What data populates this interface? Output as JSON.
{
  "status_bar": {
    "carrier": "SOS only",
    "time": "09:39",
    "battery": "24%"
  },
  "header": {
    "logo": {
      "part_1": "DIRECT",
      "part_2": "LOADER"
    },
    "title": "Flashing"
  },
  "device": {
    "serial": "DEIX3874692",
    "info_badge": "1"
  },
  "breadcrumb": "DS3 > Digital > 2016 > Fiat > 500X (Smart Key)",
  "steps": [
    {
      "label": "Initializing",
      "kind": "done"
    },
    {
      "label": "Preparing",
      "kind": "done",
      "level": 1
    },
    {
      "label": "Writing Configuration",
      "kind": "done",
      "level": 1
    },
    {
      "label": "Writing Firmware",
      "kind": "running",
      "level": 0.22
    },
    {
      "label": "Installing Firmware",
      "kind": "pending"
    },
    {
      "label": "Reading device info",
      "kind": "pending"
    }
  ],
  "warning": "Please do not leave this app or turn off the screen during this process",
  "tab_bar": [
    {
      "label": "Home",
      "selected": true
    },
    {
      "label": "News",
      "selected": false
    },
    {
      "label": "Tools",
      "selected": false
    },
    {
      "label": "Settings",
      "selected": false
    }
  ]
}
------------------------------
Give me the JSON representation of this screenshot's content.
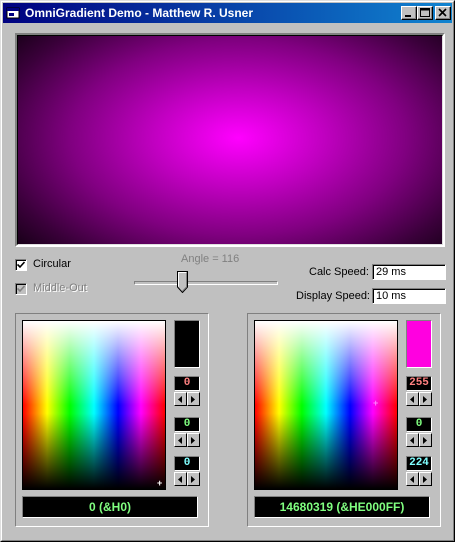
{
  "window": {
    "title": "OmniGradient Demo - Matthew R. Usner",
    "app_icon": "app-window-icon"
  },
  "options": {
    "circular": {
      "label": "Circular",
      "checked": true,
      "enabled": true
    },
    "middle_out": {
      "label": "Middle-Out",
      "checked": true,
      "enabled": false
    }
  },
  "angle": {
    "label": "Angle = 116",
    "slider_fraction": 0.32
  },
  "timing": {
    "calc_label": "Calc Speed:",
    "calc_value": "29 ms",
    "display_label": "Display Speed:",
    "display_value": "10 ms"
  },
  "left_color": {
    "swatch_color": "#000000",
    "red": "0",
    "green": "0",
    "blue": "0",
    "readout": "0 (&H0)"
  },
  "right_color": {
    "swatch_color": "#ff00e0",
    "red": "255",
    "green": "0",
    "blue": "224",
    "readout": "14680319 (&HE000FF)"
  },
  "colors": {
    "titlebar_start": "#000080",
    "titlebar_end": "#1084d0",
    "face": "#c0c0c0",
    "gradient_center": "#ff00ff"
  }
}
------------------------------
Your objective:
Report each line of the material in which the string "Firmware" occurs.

Output of the exercise:
      "label": "Writing Firmware",
      "label": "Installing Firmware",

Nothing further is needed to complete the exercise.